The president has made it known that he's not a man of books. Libraries, meanwhile, are filled with many more books than people. The president has made it known he's not a fan of immigration. Libraries are often an integral part of the life of immigrants in the United States. These things are not like each other.
Protest has taken many forms in the few weeks since Trump became president, but one of the most distinct forms of demonstration has taken place at libraries around the United States.
Much of the action has centred around @LibrariesResist, an account created by Columbia University rare book cataloger Matt Haugen. The account, which has over 2,500 followers as of this writing, tweets and retweets in support of truth and archived sources in the face of an administration that has promoted "alternative facts."
The account also joined in on a recent #DayOfFacts that was the combined work of libraries and museums and aimed to remind people of the importance of truth in an era of questionable statements.
Scroll through the account's timeline and you'll see libraries battling the administration in a number of ways.
Rebecca McCorkindale, a librarian in Nebraska, has created perhaps the most visible display. She designed signs with a simple message: Libraries are for everyone. The message resonated.
“Libraries are the heart of a community, for anyone and everyone that lives there, regardless of their background,” McCorkindale told PBS Newshour.
Indeed they are. Around 55 percent of "new Americans" visit a public library once each week or more often, according to the Institute of Museum and Library Services.

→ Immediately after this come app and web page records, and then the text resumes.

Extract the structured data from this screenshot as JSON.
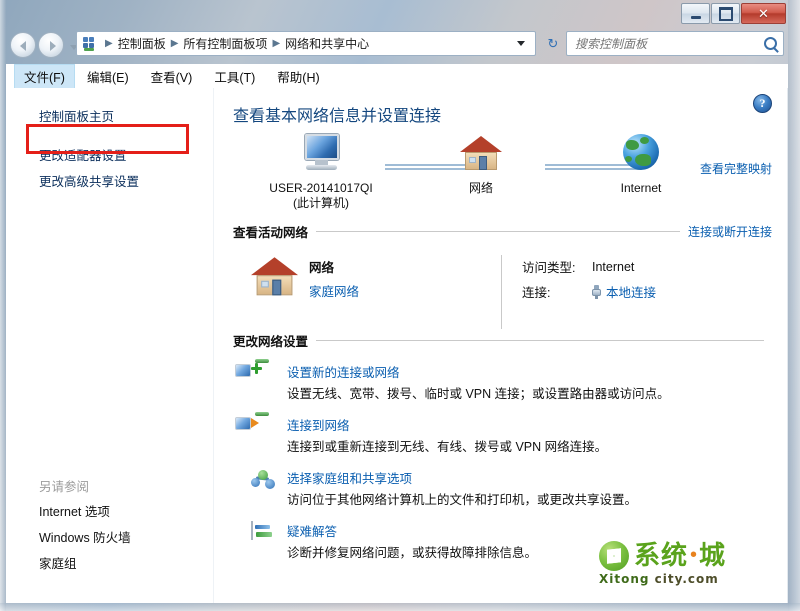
{
  "window": {
    "controls": {
      "minimize": "",
      "maximize": "",
      "close": "✕"
    }
  },
  "nav": {
    "back_tooltip": "",
    "forward_tooltip": "",
    "breadcrumb": [
      "控制面板",
      "所有控制面板项",
      "网络和共享中心"
    ],
    "separator": "▶",
    "refresh_icon": "↻"
  },
  "search": {
    "placeholder": "搜索控制面板",
    "value": ""
  },
  "menubar": {
    "items": [
      {
        "label": "文件(F)",
        "active": true
      },
      {
        "label": "编辑(E)",
        "active": false
      },
      {
        "label": "查看(V)",
        "active": false
      },
      {
        "label": "工具(T)",
        "active": false
      },
      {
        "label": "帮助(H)",
        "active": false
      }
    ]
  },
  "sidebar": {
    "links": [
      {
        "label": "控制面板主页"
      },
      {
        "label": "更改适配器设置"
      },
      {
        "label": "更改高级共享设置"
      }
    ],
    "see_also_heading": "另请参阅",
    "see_also": [
      {
        "label": "Internet 选项"
      },
      {
        "label": "Windows 防火墙"
      },
      {
        "label": "家庭组"
      }
    ],
    "highlight_color": "#e41f18"
  },
  "main": {
    "help_label": "?",
    "page_title": "查看基本网络信息并设置连接",
    "view_full_map": "查看完整映射",
    "network_map": {
      "computer": {
        "name": "USER-20141017QI",
        "sub": "(此计算机)",
        "icon": "monitor-icon"
      },
      "network": {
        "name": "网络",
        "sub": "",
        "icon": "house-icon"
      },
      "internet": {
        "name": "Internet",
        "sub": "",
        "icon": "globe-icon"
      }
    },
    "active_networks": {
      "heading": "查看活动网络",
      "action": "连接或断开连接",
      "network_name": "网络",
      "network_type": "家庭网络",
      "access_type_label": "访问类型:",
      "access_type_value": "Internet",
      "connection_label": "连接:",
      "connection_value": "本地连接"
    },
    "change_settings": {
      "heading": "更改网络设置",
      "tasks": [
        {
          "icon": "new-connection-icon",
          "link": "设置新的连接或网络",
          "desc": "设置无线、宽带、拨号、临时或 VPN 连接；或设置路由器或访问点。"
        },
        {
          "icon": "connect-network-icon",
          "link": "连接到网络",
          "desc": "连接到或重新连接到无线、有线、拨号或 VPN 网络连接。"
        },
        {
          "icon": "homegroup-icon",
          "link": "选择家庭组和共享选项",
          "desc": "访问位于其他网络计算机上的文件和打印机，或更改共享设置。"
        },
        {
          "icon": "troubleshoot-icon",
          "link": "疑难解答",
          "desc": "诊断并修复网络问题，或获得故障排除信息。"
        }
      ]
    }
  },
  "watermark": {
    "cn": "系统",
    "dot": "•",
    "cn2": "城",
    "en_a": "Xitong",
    "en_b": "city",
    "en_c": ".com"
  }
}
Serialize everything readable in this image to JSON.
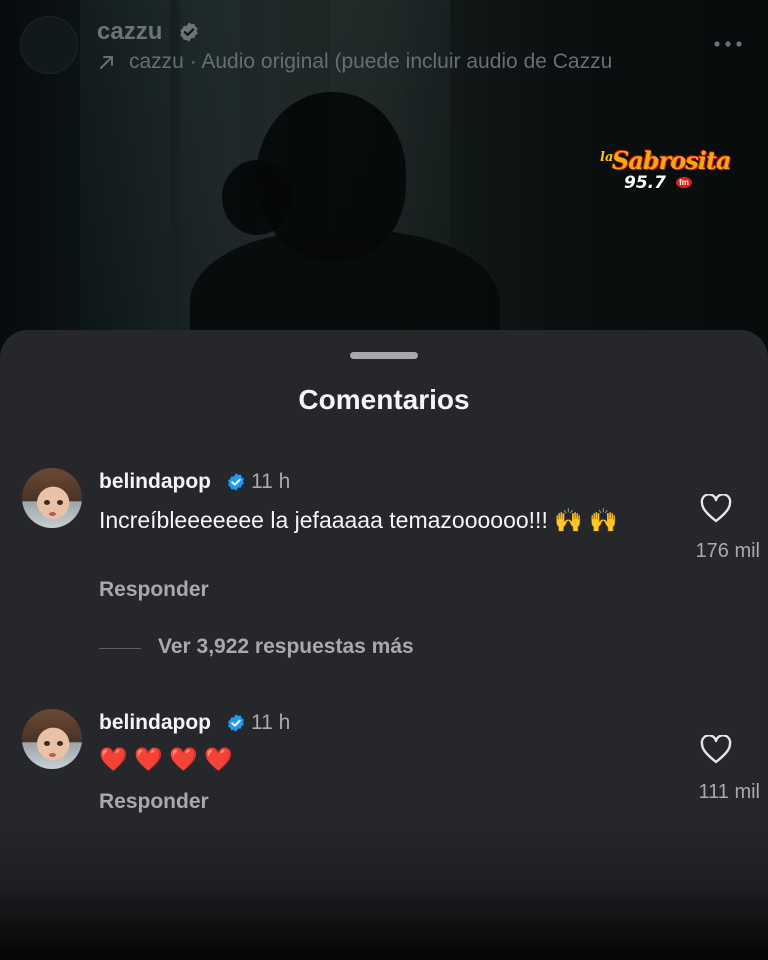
{
  "post": {
    "username": "cazzu",
    "audio": "cazzu · Audio original  (puede incluir audio de Cazzu"
  },
  "logo": {
    "prefix": "la",
    "name": "Sabrosita",
    "frequency": "95.7",
    "band": "fm"
  },
  "sheet": {
    "title": "Comentarios"
  },
  "comments": [
    {
      "user": "belindapop",
      "time": "11 h",
      "text": "Increíbleeeeeee la jefaaaaa temazoooooo!!! 🙌 🙌",
      "reply_label": "Responder",
      "likes": "176 mil",
      "view_replies": "Ver 3,922 respuestas más"
    },
    {
      "user": "belindapop",
      "time": "11 h",
      "text": "❤️ ❤️ ❤️ ❤️",
      "reply_label": "Responder",
      "likes": "111 mil"
    }
  ],
  "icons": {
    "verified": "verified-badge-icon",
    "heart": "heart-outline-icon",
    "more": "more-dots-icon",
    "audio_arrow": "arrow-up-right-icon"
  },
  "colors": {
    "sheet_bg": "#26272b",
    "verified_blue": "#1d9bf0",
    "secondary_text": "#a8a9ad"
  }
}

The Trump administration issued an executive order in January that blocked immigrants and travelers from Libya, Yemen, Iraq, Iran, Syria, Somalia and Sudan, but several library accounts have made sure to show their support for refugees.
The dialogue among libraries has led to an organization offering resources with the goal of helping local refugee populations. Sponsored by Urban Librarians Unite, "Libraries Serve Refugees" offers toolkits for librarians to assist refugees and shares information about libraries making refugees feel a part of their new communities.
"This website is an attempt to codify a commitment to refugees by librarians and libraries," reads the site's introduction. "We want to leverage every bit of influence and pull that we possibly can for these often forgotten new members of our society."
If knowledge is power, Trump's latest opponents could be some of his most formidable.